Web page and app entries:

§ §

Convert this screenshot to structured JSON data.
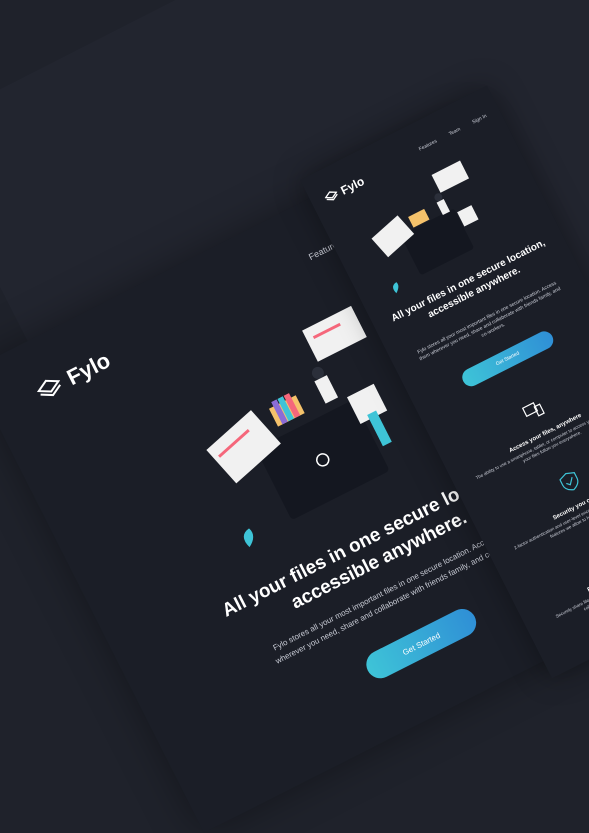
{
  "brand": {
    "name": "Fylo"
  },
  "nav": {
    "items": [
      "Features",
      "Team",
      "Sign In"
    ]
  },
  "hero": {
    "title": "All your files in one secure location, accessible anywhere.",
    "subtitle": "Fylo stores all your most important files in one secure location. Access them wherever you need, share and collaborate with friends family, and co-workers.",
    "cta": "Get Started"
  },
  "features": [
    {
      "title": "Access your files, anywhere",
      "desc": "The ability to use a smartphone, tablet, or computer to access your account means your files follow you everywhere."
    },
    {
      "title": "Security you can trust",
      "desc": "2-factor authentication and user-level encryption are just a couple of the security features we allow to help secure your files."
    },
    {
      "title": "Real-time collaboration",
      "desc": "Securely share files and folders with friends, family and colleagues for live collaboration. No email attachments required."
    }
  ],
  "colors": {
    "background": "#1f222b",
    "surface": "#1b1e27",
    "accent_start": "#3ec4d7",
    "accent_end": "#2f8fd6",
    "pink": "#f5677b"
  }
}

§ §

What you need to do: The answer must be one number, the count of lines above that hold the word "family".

Reply to the task: 2